Float legering is a method very close to my heart; after all it was the very first technique that I learnt as a very young boy while fishing with my Dad on his work’s pool. The pool in question was dug out to create railway embankments, and in most parts was 20ft deep, so fishing a sliding float was the perfect solution, as we sought to catch the BIG perch, roach and tench.
To this day, I still use the same Stillwater Blue float, with a small bullet trapped between Float Stops and a nylon stop knot set at the appropriate depth. These days I use this method to great effect on my local gravel pits, where the margins slide away to 10ft deep, just a rod length or so out.
Nowadays, I am lucky to have a perfectly balanced setup. A Drennan 13ft Tench Float rod, coupled with an FD4000 reel, which, when loaded with 6lb Supplex offers a lovely, smooth, balanced combination, allowing forgiveness when the fish go on those early lunges, while providing exactly the right amount of power when needing to turn the fish away from danger. For me, there is nothing better than fighting a large tench on this balanced set-up.
So what is it that I like so much about this method? As mentioned, it is a perfect float fishing solution for deep water. Anything over 10ft makes it very difficult to fish a fixed float, and the fact that the float slides up to a stop knot means that there are no difficulties with casting, whether over distance, or underarm to a nearby drop-off. The best part for me is the fact that the majority of bites are lift bites, which I particularly enjoy on an early summer morning when the tench are fizzing. The float lifts and dances, before lying flat (if you can wait that long!) and that feeling of solid contact when you strike is priceless.
I also like the fact that you can fish the main line straight through, with no knots required, other than a nylon stop knot, and the hook knot. This is a great advantage when fishing relatively light line for hard fighting tench. I use 6lb Supplex and a size 16 Super Specialist hook baited with double red maggot – the perfect combination for tench, in fact, most of our species.
Another great advantage with float legering is the fact that you can adjust your sensitivity to whatever the conditions allow. You set the float to the correct depth, and you can then lower your tip to whatever height you want showing by simply winding your reel slightly, or releasing the line slightly, depending on visibility.
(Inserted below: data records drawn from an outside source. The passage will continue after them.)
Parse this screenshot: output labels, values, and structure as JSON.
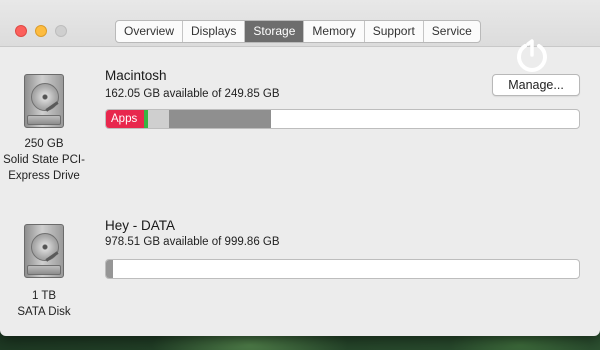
{
  "tabs": [
    {
      "label": "Overview",
      "active": false
    },
    {
      "label": "Displays",
      "active": false
    },
    {
      "label": "Storage",
      "active": true
    },
    {
      "label": "Memory",
      "active": false
    },
    {
      "label": "Support",
      "active": false
    },
    {
      "label": "Service",
      "active": false
    }
  ],
  "drives": [
    {
      "name": "Macintosh",
      "availability": "162.05 GB available of 249.85 GB",
      "caption": [
        "250 GB",
        "Solid State PCI-",
        "Express Drive"
      ],
      "segments": [
        {
          "label": "Apps",
          "color": "#e8274d"
        },
        {
          "label": "",
          "color": "#38b443"
        },
        {
          "label": "",
          "color": "#cfcfcf"
        },
        {
          "label": "",
          "color": "#8f8f8f"
        }
      ],
      "manage_label": "Manage..."
    },
    {
      "name": "Hey - DATA",
      "availability": "978.51 GB available of 999.86 GB",
      "caption": [
        "1 TB",
        "SATA Disk"
      ],
      "segments": [
        {
          "label": "",
          "color": "#969696"
        }
      ]
    }
  ],
  "colors": {
    "active_tab": "#6d6d6d",
    "apps": "#e8274d",
    "close": "#fc605c",
    "minimize": "#fdbc40",
    "zoom_disabled": "#cfcfcf"
  },
  "icons": [
    "close-button-icon",
    "minimize-button-icon",
    "zoom-button-icon",
    "hard-drive-icon",
    "watermark-logo-icon"
  ]
}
Hooklengths can also be changed to whatever length you want, by simply moving the two float stops which keep the bullet closer or further away from your hook. I generally fish a six-inch hooklength if fishing on a clean bottom, or a 12-inch plus hooklength if fishing in a layer of weed. If fishing on weed I add a Buoyant Maggot to my hook to counteract the weight of the hook and my bait, allowing it to lie on top.
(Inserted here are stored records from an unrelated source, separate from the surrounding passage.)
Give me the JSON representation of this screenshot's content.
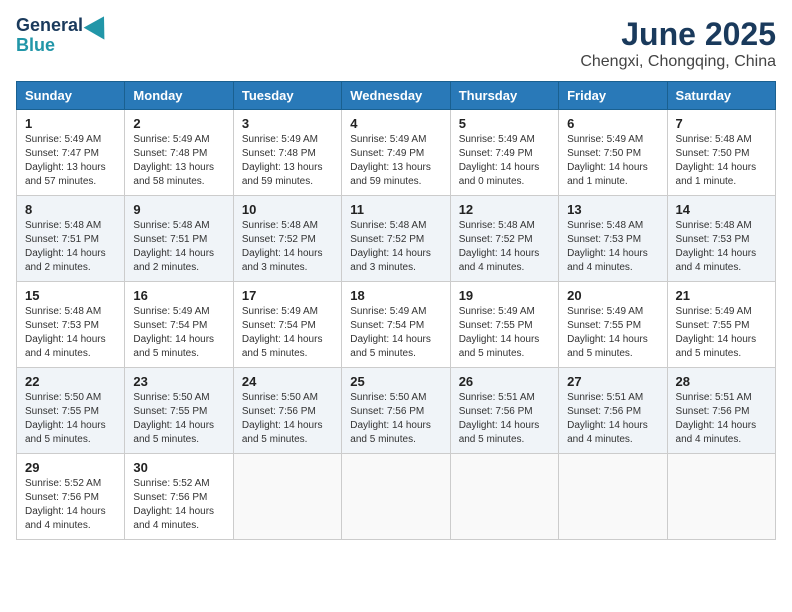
{
  "header": {
    "logo_line1": "General",
    "logo_line2": "Blue",
    "title": "June 2025",
    "subtitle": "Chengxi, Chongqing, China"
  },
  "calendar": {
    "days_of_week": [
      "Sunday",
      "Monday",
      "Tuesday",
      "Wednesday",
      "Thursday",
      "Friday",
      "Saturday"
    ],
    "weeks": [
      [
        {
          "day": "1",
          "info": "Sunrise: 5:49 AM\nSunset: 7:47 PM\nDaylight: 13 hours\nand 57 minutes."
        },
        {
          "day": "2",
          "info": "Sunrise: 5:49 AM\nSunset: 7:48 PM\nDaylight: 13 hours\nand 58 minutes."
        },
        {
          "day": "3",
          "info": "Sunrise: 5:49 AM\nSunset: 7:48 PM\nDaylight: 13 hours\nand 59 minutes."
        },
        {
          "day": "4",
          "info": "Sunrise: 5:49 AM\nSunset: 7:49 PM\nDaylight: 13 hours\nand 59 minutes."
        },
        {
          "day": "5",
          "info": "Sunrise: 5:49 AM\nSunset: 7:49 PM\nDaylight: 14 hours\nand 0 minutes."
        },
        {
          "day": "6",
          "info": "Sunrise: 5:49 AM\nSunset: 7:50 PM\nDaylight: 14 hours\nand 1 minute."
        },
        {
          "day": "7",
          "info": "Sunrise: 5:48 AM\nSunset: 7:50 PM\nDaylight: 14 hours\nand 1 minute."
        }
      ],
      [
        {
          "day": "8",
          "info": "Sunrise: 5:48 AM\nSunset: 7:51 PM\nDaylight: 14 hours\nand 2 minutes."
        },
        {
          "day": "9",
          "info": "Sunrise: 5:48 AM\nSunset: 7:51 PM\nDaylight: 14 hours\nand 2 minutes."
        },
        {
          "day": "10",
          "info": "Sunrise: 5:48 AM\nSunset: 7:52 PM\nDaylight: 14 hours\nand 3 minutes."
        },
        {
          "day": "11",
          "info": "Sunrise: 5:48 AM\nSunset: 7:52 PM\nDaylight: 14 hours\nand 3 minutes."
        },
        {
          "day": "12",
          "info": "Sunrise: 5:48 AM\nSunset: 7:52 PM\nDaylight: 14 hours\nand 4 minutes."
        },
        {
          "day": "13",
          "info": "Sunrise: 5:48 AM\nSunset: 7:53 PM\nDaylight: 14 hours\nand 4 minutes."
        },
        {
          "day": "14",
          "info": "Sunrise: 5:48 AM\nSunset: 7:53 PM\nDaylight: 14 hours\nand 4 minutes."
        }
      ],
      [
        {
          "day": "15",
          "info": "Sunrise: 5:48 AM\nSunset: 7:53 PM\nDaylight: 14 hours\nand 4 minutes."
        },
        {
          "day": "16",
          "info": "Sunrise: 5:49 AM\nSunset: 7:54 PM\nDaylight: 14 hours\nand 5 minutes."
        },
        {
          "day": "17",
          "info": "Sunrise: 5:49 AM\nSunset: 7:54 PM\nDaylight: 14 hours\nand 5 minutes."
        },
        {
          "day": "18",
          "info": "Sunrise: 5:49 AM\nSunset: 7:54 PM\nDaylight: 14 hours\nand 5 minutes."
        },
        {
          "day": "19",
          "info": "Sunrise: 5:49 AM\nSunset: 7:55 PM\nDaylight: 14 hours\nand 5 minutes."
        },
        {
          "day": "20",
          "info": "Sunrise: 5:49 AM\nSunset: 7:55 PM\nDaylight: 14 hours\nand 5 minutes."
        },
        {
          "day": "21",
          "info": "Sunrise: 5:49 AM\nSunset: 7:55 PM\nDaylight: 14 hours\nand 5 minutes."
        }
      ],
      [
        {
          "day": "22",
          "info": "Sunrise: 5:50 AM\nSunset: 7:55 PM\nDaylight: 14 hours\nand 5 minutes."
        },
        {
          "day": "23",
          "info": "Sunrise: 5:50 AM\nSunset: 7:55 PM\nDaylight: 14 hours\nand 5 minutes."
        },
        {
          "day": "24",
          "info": "Sunrise: 5:50 AM\nSunset: 7:56 PM\nDaylight: 14 hours\nand 5 minutes."
        },
        {
          "day": "25",
          "info": "Sunrise: 5:50 AM\nSunset: 7:56 PM\nDaylight: 14 hours\nand 5 minutes."
        },
        {
          "day": "26",
          "info": "Sunrise: 5:51 AM\nSunset: 7:56 PM\nDaylight: 14 hours\nand 5 minutes."
        },
        {
          "day": "27",
          "info": "Sunrise: 5:51 AM\nSunset: 7:56 PM\nDaylight: 14 hours\nand 4 minutes."
        },
        {
          "day": "28",
          "info": "Sunrise: 5:51 AM\nSunset: 7:56 PM\nDaylight: 14 hours\nand 4 minutes."
        }
      ],
      [
        {
          "day": "29",
          "info": "Sunrise: 5:52 AM\nSunset: 7:56 PM\nDaylight: 14 hours\nand 4 minutes."
        },
        {
          "day": "30",
          "info": "Sunrise: 5:52 AM\nSunset: 7:56 PM\nDaylight: 14 hours\nand 4 minutes."
        },
        {
          "day": "",
          "info": ""
        },
        {
          "day": "",
          "info": ""
        },
        {
          "day": "",
          "info": ""
        },
        {
          "day": "",
          "info": ""
        },
        {
          "day": "",
          "info": ""
        }
      ]
    ]
  }
}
Give the float leger method a go this summer, you won’t be disappointed!